DETROIT — In the North End of Detroit, an ‘agrihood’ is in development. It’s a three-acre agricultural campus that will soon add a cistern near its existing urban farm, according to the non-profit Michigan Urban Farming Initiative (MUFI).
The cistern will debut this summer with $25,000 in installation grants and $75,000 in in-kind donations from Garnier®/TerraCycle® and Target Corporation. Also donating services is local waterscape architect Aaron Scarlata. MUFI and five other projects were selected by Garnier’s Green Garden 2016 Giveaway contest, but online voting resulted in the grant going to “America’s First Sustainable Urban Agrihood.”
Where a formerly blighted and recently decommissioned home sat abandoned, MUFI and its all-volunteer corp will transform the basement area into a cistern with recreational space for the neighborhood around it. The water harvesting capabilities will reduce the farm’s reliance on public water sources.
The new outdoor space will be outfitted with composite lumber and seating and more made from recycled beauty packaging collected through Garnier and TerraCycle’s Personal Care and Beauty Recycling Program.
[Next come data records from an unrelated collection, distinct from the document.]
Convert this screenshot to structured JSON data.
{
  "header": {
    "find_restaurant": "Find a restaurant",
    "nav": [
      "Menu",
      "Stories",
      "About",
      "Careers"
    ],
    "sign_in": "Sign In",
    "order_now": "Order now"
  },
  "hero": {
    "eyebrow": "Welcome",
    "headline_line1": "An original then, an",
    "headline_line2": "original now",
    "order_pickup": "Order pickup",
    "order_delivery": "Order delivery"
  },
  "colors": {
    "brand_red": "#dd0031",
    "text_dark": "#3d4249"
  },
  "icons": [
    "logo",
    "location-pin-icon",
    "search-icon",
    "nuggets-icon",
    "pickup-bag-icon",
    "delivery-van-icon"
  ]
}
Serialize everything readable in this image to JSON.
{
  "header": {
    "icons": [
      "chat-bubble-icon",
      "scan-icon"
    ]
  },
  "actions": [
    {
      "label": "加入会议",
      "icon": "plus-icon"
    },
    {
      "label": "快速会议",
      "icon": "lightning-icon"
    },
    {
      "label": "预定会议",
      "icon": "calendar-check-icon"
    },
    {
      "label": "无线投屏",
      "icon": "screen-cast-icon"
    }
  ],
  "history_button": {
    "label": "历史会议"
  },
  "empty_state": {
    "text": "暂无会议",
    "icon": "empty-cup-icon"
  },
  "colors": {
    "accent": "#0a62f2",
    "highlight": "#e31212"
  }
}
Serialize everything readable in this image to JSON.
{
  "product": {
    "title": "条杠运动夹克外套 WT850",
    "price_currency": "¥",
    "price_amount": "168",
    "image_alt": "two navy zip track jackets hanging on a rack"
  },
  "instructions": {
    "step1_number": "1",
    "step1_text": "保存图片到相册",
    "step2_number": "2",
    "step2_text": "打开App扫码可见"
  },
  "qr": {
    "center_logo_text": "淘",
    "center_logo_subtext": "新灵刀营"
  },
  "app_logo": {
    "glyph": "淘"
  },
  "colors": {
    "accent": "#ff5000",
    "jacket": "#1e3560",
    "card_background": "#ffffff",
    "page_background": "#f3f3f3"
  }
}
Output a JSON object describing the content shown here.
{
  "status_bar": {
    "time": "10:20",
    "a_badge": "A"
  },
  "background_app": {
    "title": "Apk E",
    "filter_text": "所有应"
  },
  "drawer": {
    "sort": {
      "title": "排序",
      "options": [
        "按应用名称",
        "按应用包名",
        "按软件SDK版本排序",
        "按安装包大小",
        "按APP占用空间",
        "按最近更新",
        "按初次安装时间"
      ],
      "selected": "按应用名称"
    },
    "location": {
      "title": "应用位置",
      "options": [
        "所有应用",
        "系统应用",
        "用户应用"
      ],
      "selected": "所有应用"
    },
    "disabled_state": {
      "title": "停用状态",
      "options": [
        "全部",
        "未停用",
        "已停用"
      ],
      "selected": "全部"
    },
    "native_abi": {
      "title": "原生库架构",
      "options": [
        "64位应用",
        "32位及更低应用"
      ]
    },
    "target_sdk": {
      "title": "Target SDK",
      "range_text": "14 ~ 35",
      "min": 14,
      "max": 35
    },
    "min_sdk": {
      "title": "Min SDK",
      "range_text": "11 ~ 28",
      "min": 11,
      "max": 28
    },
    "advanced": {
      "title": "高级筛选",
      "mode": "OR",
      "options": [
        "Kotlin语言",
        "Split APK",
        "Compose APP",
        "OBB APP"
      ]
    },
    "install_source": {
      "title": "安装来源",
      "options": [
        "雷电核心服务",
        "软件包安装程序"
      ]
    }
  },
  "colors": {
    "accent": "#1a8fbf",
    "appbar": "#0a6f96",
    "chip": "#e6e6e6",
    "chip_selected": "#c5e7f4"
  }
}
Visitors will be able to sit at four eight-foot picnic tables or 10 square picnic tables while four gazebos will serve as a roadside market for displaying food grown at MUFI’s farm.
The cistern project will also help reduce the city’s combined sewer overflows.
“Through the cistern we are able to prevent water run-off into the city’s aging sewer system, which overflows during heavy rains. The water we collect will automatically irrigate the urban farm through technology,” said Tyson Gersh, MUFI founder and president.
How to Farm a Food Desert
About 2,000 households, churches and food pantries are located within two square miles of the farm, according to MUFI. The nearest grocery store is more than one mile away, making the North End neighborhood officially a food desert.
“Essentially we are the neighborhood produce store…Most residents in the North End are elderly and don’t have access to reliable transportation,” said Gersh.
Since the first growing season in 2012, MUFI has distributed more than 50,000 pounds of fresh produce, he told EfficientGov.
The farm, the harvest and its capacity building depends on attracting about 8,000 volunteers annually.
“[They] work on a variety of projects including planting and harvesting, neighborhood clean-up and beautification,” said Gersh.
Anchor Community Center in Development
In addition, MUFI’s crowdfunding campaign — crowdgranting via Patroncity could help leverage a matching Michigan Economic Development Council grant that would increase support for the agrihood’s ongoing $1 million community center project.
Many partners have been helping to renovate and create an education and community center in another formerly abandoned building at the site. MUFI’s vision is that the farm, community center, cistern garden space and other features will change the outlook for Detroit’s North End neighborhood.
MUFI’s mission for “America’s First Sustainable Urban Agrihood” is to drive mixed use development by centering the neighborhood’s economic growth in urban agriculture.